Herblock: Yes. I bear in mind that the cartoons appear elsewhere, but also find local issues that make news elsewhere. For example, I did cartoons about Mayor Marion Barry. And I've also done many cartoons on the District of Columbia suffering from taxation without adequate representation in Congress.
Falls Church, VA: Are you a democrat or republican? Its impossible to tell by looking at your work. [edited for space]
Herblock: Thank you. I think the reason it's not possible to tell is because I consider myself an independent journalist. I wish all readers felt as you do.
Bob Levey: What are the qualities of a memorable cartoon?
Herblock: It's hard to say. Very often it's a cartoon that has a certain simplicity, but there have been excellent cartoons that used a number of words or that may have looked a little complicated.
Bob Levey: I'm no artist, heaven knows, but the likely presidential candidates for 2000 all seem to be difficult to draw. George W. Bush has those sunken eyes, Dan Quayle has that shy smile, Al Gore has that broad forehead. Are these problems or opportunities?
Herblock: Bob, some of them look as if they'd be easier or harder than others. I think when somebody appears as often as a President, you develop your own set of lines which people recognize as your carictature.
Annandale, VA: Do you think women could be good editorial cartoonists? Any particular reason, in your opinion, why so few are around today?
Herblock: There are more women editorial cartoonists than there used to be. And some are really excellent. Signe Wilkinson, in Philadelphia, is easily one of the best in the business. And there are others.
Bob Levey: I'm a little surprised you didn't beat up on the Redskins in Monday's paper, at the end of their sixth consecutive rotten season. Any reason?
Herblock: I guess I was just too appalled to do anything on that.
Bob Levey: Most guys your age have long ago hung up their smocks. Will Herblock ever do that?
Herblock: Not if I can help it.
Washington, DC: Do you think itís easier for a liberal to get into heaven than it is for a conservative?
Herblock: I think they'd probably have their own Heavens.
Washington DC: People often compare the Lewinsky stuff with Watergate. You clearly don't think they're of equal stature. But what past president does Clinton most remind you of? (Or what Greek tragic figure?)
Herblock: He doesn't remind me of any particular president.
washington, d.c.: Two questions, please. First, what has been the favorite period of your career to cover, and second--is there an "archive" or book that one can review your work from years past?? Keep up the great work!!
Herblock: There is no favorite period except perhaps whatever one we're in at the time. The most current book is a memoir called "Herblock: A Cartoonist's Life," which is illustrated with about 300 cartoons.
Scenic Washington, DC: I'm sure you get asked this all the time, but what advice would you give to aspiring cartoonists? Also, who was your favorite political figure to draw?
Herblock: I think the main thing is to be interested in the subject matter and liking to draw cartoons. The best way to break into the business is just to try submitting your work to publications.

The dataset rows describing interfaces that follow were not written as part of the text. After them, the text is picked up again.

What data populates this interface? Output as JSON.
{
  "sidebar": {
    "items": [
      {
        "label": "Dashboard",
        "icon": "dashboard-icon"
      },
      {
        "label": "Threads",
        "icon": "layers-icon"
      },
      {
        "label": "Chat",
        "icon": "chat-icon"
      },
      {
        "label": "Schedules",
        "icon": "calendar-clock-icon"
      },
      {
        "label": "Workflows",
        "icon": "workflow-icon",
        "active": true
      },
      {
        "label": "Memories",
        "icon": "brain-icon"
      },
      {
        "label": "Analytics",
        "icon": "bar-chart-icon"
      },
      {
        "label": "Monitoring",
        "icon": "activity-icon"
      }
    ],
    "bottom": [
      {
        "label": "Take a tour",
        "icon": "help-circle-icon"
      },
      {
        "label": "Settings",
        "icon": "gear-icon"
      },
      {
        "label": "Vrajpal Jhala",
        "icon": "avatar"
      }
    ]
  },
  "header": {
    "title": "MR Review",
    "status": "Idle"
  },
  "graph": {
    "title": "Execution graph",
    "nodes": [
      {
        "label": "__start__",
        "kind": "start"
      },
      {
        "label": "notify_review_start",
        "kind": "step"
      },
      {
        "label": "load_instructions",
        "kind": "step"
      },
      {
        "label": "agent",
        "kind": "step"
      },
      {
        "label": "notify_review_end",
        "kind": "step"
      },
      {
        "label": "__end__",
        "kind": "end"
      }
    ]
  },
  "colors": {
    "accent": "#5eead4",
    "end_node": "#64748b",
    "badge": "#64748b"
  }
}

Vienna, VA: Having just finished reading this year's New Yorker cartoon issue, I was wondering if you know/knew any of the magazine's famous cartoonists -- and if so, if you have any interesting stories to tell about your relations with them?
Herblock: I met several of the New Yorker cartoonists and liked them. A visit to Charles Addams at his home was particularly interesting. Among other things, he collected crossbows, something that most people don't have around the house.
That's it for today. Many thanks to our guest, the one and only Herblock. Be sure to join us next Tuesday from noon to 1 p.m. when our guest will be Kenneth A. Samet, president of Washington Hospital Center. We'll discuss health care issues in Washington and elsewhere.